WORK TO COMPLETE. Search the records for the string "JSON" and return each line that has it.

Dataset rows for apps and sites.
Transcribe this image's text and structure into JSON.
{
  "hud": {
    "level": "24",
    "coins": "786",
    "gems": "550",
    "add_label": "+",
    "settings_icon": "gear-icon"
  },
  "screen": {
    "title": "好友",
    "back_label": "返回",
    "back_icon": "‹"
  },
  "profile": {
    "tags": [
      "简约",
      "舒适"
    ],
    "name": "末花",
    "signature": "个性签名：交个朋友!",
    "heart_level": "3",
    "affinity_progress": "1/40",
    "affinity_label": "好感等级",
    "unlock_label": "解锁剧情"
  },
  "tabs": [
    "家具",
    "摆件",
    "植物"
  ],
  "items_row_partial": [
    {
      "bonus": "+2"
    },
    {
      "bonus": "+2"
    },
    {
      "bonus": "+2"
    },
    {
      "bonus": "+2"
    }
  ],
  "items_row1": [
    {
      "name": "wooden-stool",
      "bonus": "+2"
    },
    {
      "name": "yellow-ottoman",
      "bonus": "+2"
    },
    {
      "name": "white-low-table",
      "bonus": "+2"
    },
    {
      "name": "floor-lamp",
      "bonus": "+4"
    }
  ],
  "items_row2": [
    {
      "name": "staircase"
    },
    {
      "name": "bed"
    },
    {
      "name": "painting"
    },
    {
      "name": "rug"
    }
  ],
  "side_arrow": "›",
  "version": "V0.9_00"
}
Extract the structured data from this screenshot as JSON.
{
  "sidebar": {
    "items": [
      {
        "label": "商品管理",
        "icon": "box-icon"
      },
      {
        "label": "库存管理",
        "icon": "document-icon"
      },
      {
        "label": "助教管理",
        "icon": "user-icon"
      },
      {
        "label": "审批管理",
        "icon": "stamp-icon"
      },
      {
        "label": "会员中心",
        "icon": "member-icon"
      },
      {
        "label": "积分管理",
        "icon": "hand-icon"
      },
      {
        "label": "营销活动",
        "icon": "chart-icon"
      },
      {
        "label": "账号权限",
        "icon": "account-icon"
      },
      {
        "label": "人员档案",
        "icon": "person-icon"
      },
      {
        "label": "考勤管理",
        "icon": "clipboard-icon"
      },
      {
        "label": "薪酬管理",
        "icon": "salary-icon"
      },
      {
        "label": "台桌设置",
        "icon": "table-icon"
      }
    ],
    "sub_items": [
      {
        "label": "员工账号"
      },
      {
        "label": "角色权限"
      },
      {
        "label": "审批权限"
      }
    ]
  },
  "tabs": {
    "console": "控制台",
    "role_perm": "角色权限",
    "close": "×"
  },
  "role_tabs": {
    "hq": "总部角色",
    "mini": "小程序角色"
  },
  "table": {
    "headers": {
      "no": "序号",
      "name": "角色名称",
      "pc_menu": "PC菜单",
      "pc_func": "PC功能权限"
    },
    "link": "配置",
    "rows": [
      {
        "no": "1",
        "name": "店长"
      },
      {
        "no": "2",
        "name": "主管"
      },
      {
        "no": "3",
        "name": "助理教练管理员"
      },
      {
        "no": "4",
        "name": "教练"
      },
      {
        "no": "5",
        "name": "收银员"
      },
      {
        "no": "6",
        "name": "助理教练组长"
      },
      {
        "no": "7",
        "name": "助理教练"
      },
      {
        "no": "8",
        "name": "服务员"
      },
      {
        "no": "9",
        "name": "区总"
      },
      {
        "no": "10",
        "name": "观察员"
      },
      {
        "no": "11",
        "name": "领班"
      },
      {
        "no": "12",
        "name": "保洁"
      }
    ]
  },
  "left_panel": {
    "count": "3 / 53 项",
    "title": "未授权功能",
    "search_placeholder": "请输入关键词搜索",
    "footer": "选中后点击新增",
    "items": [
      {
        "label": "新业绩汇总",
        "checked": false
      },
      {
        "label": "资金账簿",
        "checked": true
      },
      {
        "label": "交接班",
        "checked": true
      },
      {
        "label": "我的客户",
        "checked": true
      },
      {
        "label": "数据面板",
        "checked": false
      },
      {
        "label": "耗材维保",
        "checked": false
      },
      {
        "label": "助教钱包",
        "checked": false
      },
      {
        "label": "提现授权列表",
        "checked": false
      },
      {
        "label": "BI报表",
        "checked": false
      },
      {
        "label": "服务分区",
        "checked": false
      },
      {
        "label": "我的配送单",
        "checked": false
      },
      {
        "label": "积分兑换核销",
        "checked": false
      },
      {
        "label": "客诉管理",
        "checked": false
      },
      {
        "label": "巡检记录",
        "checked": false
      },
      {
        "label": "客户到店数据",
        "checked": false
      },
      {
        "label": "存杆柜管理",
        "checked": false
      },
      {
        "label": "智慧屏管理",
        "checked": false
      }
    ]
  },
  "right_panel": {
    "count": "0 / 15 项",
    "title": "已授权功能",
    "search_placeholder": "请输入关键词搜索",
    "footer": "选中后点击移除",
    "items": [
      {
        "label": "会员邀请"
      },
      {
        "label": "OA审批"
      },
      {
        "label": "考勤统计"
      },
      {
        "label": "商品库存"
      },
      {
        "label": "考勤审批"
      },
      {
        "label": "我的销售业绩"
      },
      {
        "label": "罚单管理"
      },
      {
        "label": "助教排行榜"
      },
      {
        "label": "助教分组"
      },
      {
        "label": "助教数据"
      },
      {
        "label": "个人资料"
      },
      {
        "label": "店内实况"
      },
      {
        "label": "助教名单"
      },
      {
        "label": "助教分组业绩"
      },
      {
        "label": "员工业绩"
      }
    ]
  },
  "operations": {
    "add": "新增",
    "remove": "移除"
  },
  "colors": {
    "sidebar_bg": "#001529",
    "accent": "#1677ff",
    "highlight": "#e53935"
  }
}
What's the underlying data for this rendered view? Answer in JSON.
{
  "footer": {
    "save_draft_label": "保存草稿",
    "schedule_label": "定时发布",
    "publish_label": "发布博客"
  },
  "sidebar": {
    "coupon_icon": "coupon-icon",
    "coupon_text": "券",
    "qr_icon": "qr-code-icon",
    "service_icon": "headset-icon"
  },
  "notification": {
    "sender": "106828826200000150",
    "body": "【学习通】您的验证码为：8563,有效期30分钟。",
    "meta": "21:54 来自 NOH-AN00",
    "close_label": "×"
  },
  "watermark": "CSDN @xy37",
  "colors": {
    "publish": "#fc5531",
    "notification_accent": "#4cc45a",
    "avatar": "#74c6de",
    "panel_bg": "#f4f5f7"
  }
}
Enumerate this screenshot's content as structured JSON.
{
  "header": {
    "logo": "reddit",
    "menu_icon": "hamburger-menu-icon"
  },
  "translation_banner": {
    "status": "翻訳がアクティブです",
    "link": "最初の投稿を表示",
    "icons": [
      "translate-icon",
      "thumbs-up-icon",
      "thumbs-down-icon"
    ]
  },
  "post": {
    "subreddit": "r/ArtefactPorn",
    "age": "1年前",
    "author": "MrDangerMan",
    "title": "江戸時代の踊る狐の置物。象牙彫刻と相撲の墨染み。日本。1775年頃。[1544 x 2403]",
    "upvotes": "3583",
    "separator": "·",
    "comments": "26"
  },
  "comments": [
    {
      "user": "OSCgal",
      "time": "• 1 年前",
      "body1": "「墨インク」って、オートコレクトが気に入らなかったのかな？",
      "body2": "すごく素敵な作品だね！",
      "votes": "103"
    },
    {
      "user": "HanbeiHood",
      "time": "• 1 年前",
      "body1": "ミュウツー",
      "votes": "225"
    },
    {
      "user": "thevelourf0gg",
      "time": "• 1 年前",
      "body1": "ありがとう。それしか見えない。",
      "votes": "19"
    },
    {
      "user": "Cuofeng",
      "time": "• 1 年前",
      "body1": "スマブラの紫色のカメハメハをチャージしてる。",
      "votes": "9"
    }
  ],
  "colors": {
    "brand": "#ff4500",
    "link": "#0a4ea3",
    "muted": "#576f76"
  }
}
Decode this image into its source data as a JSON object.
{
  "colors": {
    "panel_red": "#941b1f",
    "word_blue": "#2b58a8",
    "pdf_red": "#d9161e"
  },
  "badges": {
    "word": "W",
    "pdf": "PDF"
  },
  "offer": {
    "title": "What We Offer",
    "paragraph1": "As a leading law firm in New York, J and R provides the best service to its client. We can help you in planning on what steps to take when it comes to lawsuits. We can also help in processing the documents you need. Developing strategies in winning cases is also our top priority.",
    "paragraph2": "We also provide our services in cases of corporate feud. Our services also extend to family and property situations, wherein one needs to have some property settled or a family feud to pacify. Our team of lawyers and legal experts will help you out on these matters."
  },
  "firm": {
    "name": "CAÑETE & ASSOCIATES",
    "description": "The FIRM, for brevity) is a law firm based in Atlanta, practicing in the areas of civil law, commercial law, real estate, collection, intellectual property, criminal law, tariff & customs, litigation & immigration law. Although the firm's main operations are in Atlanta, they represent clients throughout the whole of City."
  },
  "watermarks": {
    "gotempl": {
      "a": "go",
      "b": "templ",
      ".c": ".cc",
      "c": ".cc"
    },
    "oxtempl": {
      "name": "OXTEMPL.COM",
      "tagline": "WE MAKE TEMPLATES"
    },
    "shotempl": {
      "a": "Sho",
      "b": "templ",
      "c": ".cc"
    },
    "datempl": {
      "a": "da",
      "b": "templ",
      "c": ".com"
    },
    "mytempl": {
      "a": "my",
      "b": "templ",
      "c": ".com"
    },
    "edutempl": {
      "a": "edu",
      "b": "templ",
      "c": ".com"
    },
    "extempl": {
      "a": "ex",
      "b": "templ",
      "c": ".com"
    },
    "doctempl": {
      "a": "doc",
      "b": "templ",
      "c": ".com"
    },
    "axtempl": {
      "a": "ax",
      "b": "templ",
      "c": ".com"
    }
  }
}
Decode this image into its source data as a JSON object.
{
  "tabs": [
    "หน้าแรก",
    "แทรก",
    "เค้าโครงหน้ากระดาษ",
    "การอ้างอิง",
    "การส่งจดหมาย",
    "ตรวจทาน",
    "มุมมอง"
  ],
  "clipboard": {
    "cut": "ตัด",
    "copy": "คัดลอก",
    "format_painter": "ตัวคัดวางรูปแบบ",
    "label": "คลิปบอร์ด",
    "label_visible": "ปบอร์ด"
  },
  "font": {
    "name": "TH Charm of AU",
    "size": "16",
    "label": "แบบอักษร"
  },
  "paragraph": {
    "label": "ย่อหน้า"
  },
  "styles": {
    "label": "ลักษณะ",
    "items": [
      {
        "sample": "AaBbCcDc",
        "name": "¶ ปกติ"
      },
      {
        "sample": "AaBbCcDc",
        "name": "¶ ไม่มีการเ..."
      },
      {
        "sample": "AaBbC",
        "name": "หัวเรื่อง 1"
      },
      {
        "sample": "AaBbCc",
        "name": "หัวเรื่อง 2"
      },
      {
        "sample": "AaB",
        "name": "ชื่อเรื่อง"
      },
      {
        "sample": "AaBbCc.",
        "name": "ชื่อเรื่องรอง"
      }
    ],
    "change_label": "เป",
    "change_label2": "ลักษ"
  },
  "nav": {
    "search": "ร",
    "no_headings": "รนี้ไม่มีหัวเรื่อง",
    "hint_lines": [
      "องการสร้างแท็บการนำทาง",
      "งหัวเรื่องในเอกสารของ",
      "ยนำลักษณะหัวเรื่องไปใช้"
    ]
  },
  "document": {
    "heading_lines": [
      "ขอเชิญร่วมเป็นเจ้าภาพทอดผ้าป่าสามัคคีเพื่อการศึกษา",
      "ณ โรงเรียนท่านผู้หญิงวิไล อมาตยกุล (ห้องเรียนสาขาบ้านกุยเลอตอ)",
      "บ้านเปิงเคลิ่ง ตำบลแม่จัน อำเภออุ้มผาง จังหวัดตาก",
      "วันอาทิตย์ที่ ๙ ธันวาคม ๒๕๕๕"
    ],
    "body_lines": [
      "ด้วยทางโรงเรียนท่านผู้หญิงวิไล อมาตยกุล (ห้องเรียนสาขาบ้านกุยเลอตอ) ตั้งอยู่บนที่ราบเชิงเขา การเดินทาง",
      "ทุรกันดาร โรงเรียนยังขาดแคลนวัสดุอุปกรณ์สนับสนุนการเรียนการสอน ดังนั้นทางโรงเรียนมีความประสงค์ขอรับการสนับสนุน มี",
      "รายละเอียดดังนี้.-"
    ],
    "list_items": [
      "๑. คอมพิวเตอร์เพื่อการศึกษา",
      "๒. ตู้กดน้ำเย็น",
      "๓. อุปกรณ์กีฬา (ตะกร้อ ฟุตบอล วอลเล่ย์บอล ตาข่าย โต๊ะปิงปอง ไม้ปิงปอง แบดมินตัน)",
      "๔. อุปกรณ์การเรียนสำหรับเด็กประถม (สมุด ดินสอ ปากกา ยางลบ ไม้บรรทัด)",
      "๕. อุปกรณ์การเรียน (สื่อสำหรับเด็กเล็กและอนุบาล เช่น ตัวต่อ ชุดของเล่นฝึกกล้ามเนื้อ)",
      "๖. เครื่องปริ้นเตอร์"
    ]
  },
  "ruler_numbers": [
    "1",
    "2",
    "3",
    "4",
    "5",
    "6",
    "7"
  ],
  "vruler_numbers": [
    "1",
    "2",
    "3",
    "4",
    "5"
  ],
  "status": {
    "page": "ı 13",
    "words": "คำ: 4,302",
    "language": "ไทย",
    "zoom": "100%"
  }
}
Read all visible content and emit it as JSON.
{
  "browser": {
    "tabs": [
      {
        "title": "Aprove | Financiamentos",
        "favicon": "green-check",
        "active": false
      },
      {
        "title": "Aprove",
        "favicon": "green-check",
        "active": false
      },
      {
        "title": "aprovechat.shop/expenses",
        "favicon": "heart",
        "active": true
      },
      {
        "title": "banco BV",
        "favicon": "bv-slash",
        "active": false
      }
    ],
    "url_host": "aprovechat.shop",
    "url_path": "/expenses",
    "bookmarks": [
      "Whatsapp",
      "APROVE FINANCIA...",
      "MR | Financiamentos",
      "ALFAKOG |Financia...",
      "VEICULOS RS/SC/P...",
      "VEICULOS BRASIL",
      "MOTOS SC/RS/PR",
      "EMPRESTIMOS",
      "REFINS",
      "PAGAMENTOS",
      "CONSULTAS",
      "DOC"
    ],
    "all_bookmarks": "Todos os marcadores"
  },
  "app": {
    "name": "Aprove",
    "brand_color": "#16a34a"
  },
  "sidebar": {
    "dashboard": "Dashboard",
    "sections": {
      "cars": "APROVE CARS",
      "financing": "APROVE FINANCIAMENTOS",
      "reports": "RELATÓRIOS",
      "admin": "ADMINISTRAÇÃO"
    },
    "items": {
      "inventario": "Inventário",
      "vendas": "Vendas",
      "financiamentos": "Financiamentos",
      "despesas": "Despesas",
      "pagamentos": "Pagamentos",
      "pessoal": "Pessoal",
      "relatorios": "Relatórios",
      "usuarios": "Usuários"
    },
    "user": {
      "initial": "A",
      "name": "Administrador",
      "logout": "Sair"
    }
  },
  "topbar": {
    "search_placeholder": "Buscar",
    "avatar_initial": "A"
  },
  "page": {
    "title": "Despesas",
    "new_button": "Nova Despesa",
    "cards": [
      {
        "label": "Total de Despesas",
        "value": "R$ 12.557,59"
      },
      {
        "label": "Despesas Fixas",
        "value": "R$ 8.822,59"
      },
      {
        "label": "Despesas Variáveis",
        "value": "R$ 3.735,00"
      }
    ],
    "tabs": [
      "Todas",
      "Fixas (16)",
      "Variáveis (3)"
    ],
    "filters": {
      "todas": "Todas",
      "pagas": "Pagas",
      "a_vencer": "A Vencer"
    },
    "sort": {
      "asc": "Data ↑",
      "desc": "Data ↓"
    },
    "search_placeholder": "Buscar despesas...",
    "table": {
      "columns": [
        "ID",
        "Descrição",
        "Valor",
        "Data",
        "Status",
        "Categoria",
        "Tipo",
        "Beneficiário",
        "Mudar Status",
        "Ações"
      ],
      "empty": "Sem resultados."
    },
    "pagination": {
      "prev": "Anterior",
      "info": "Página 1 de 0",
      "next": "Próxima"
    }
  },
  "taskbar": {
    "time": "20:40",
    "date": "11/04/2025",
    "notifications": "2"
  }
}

ANSWER SECTION.
Transcribe this image's text and structure into JSON.
Extract the structured data from this screenshot as JSON.
What's the underlying data for this rendered view? Answer in JSON.
Enumerate this screenshot's content as structured JSON.
Decode this image into its source data as a JSON object.
Decode this image into its source data as a JSON object.
Read all visible content and emit it as JSON.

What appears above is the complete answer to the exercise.